== Problem requirements ==
Leave out the pictures and repeat the data exactly.

== Record excerpts ==
------------

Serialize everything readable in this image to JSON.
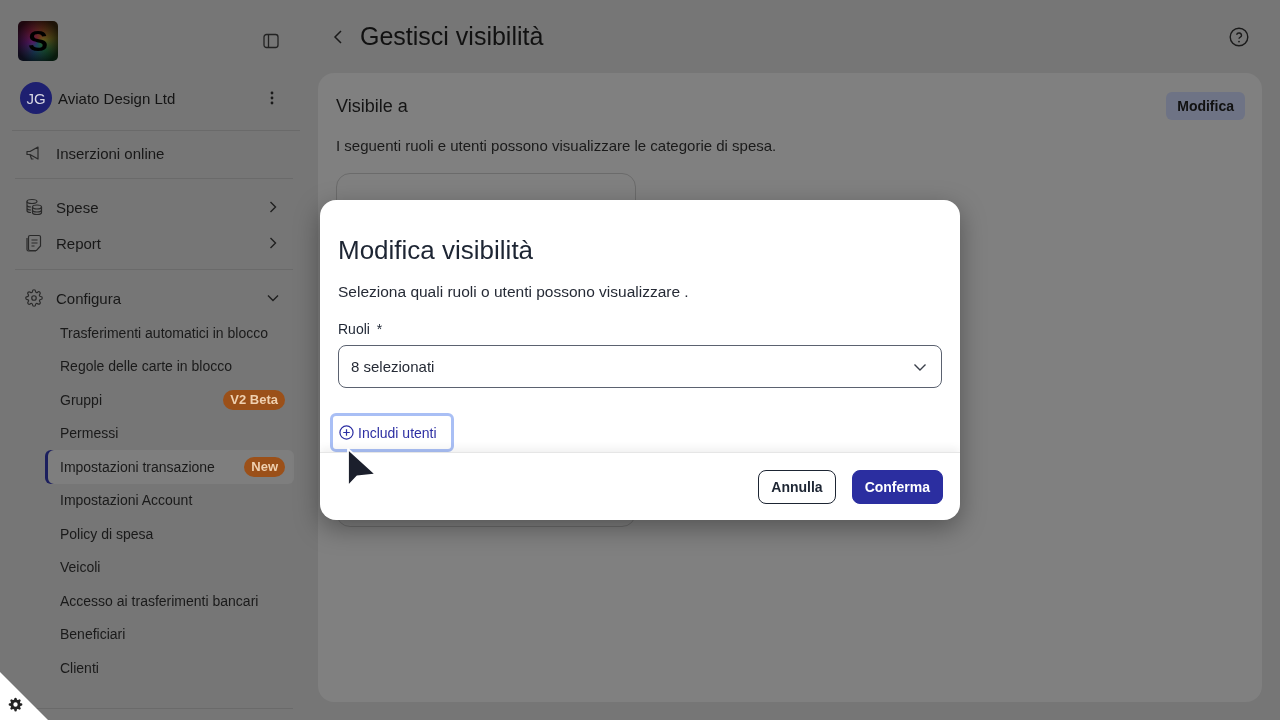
{
  "sidebar": {
    "logo": "S",
    "account": {
      "initials": "JG",
      "name": "Aviato Design Ltd"
    },
    "sections": [
      {
        "items": [
          {
            "label": "Inserzioni online"
          }
        ]
      },
      {
        "items": [
          {
            "label": "Spese",
            "expanded": false
          },
          {
            "label": "Report",
            "expanded": false
          }
        ]
      },
      {
        "items": [
          {
            "label": "Configura",
            "expanded": true,
            "children": [
              {
                "label": "Trasferimenti automatici in blocco",
                "selected": false
              },
              {
                "label": "Regole delle carte in blocco",
                "selected": false
              },
              {
                "label": "Gruppi",
                "selected": false,
                "badge": "V2 Beta"
              },
              {
                "label": "Permessi",
                "selected": false
              },
              {
                "label": "Impostazioni transazione",
                "selected": true,
                "badge": "New"
              },
              {
                "label": "Impostazioni Account",
                "selected": false
              },
              {
                "label": "Policy di spesa",
                "selected": false
              },
              {
                "label": "Veicoli",
                "selected": false
              },
              {
                "label": "Accesso ai trasferimenti bancari",
                "selected": false
              },
              {
                "label": "Beneficiari",
                "selected": false
              },
              {
                "label": "Clienti",
                "selected": false
              }
            ]
          }
        ]
      }
    ]
  },
  "header": {
    "title": "Gestisci visibilità"
  },
  "visibility_card": {
    "title": "Visibile a",
    "edit_button": "Modifica",
    "description": "I seguenti ruoli e utenti possono visualizzare le categorie di spesa."
  },
  "modal": {
    "title": "Modifica visibilità",
    "description": "Seleziona quali ruoli o utenti possono visualizzare .",
    "roles_field": {
      "label": "Ruoli",
      "required_mark": "*",
      "value": "8 selezionati"
    },
    "include_users_link": {
      "label": "Includi utenti",
      "focused": true
    },
    "buttons": [
      {
        "label": "Annulla",
        "kind": "secondary"
      },
      {
        "label": "Conferma",
        "kind": "primary"
      }
    ]
  }
}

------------

== Output for this task ==
Serialize everything readable in this image to JSON.
{
  "sidebar": {
    "logo": "S",
    "account": {
      "initials": "JG",
      "name": "Aviato Design Ltd"
    },
    "sections": [
      {
        "items": [
          {
            "label": "Inserzioni online"
          }
        ]
      },
      {
        "items": [
          {
            "label": "Spese",
            "expanded": false
          },
          {
            "label": "Report",
            "expanded": false
          }
        ]
      },
      {
        "items": [
          {
            "label": "Configura",
            "expanded": true,
            "children": [
              {
                "label": "Trasferimenti automatici in blocco",
                "selected": false
              },
              {
                "label": "Regole delle carte in blocco",
                "selected": false
              },
              {
                "label": "Gruppi",
                "selected": false,
                "badge": "V2 Beta"
              },
              {
                "label": "Permessi",
                "selected": false
              },
              {
                "label": "Impostazioni transazione",
                "selected": true,
                "badge": "New"
              },
              {
                "label": "Impostazioni Account",
                "selected": false
              },
              {
                "label": "Policy di spesa",
                "selected": false
              },
              {
                "label": "Veicoli",
                "selected": false
              },
              {
                "label": "Accesso ai trasferimenti bancari",
                "selected": false
              },
              {
                "label": "Beneficiari",
                "selected": false
              },
              {
                "label": "Clienti",
                "selected": false
              }
            ]
          }
        ]
      }
    ]
  },
  "header": {
    "title": "Gestisci visibilità"
  },
  "visibility_card": {
    "title": "Visibile a",
    "edit_button": "Modifica",
    "description": "I seguenti ruoli e utenti possono visualizzare le categorie di spesa."
  },
  "modal": {
    "title": "Modifica visibilità",
    "description": "Seleziona quali ruoli o utenti possono visualizzare .",
    "roles_field": {
      "label": "Ruoli",
      "required_mark": "*",
      "value": "8 selezionati"
    },
    "include_users_link": {
      "label": "Includi utenti",
      "focused": true
    },
    "buttons": [
      {
        "label": "Annulla",
        "kind": "secondary"
      },
      {
        "label": "Conferma",
        "kind": "primary"
      }
    ]
  }
}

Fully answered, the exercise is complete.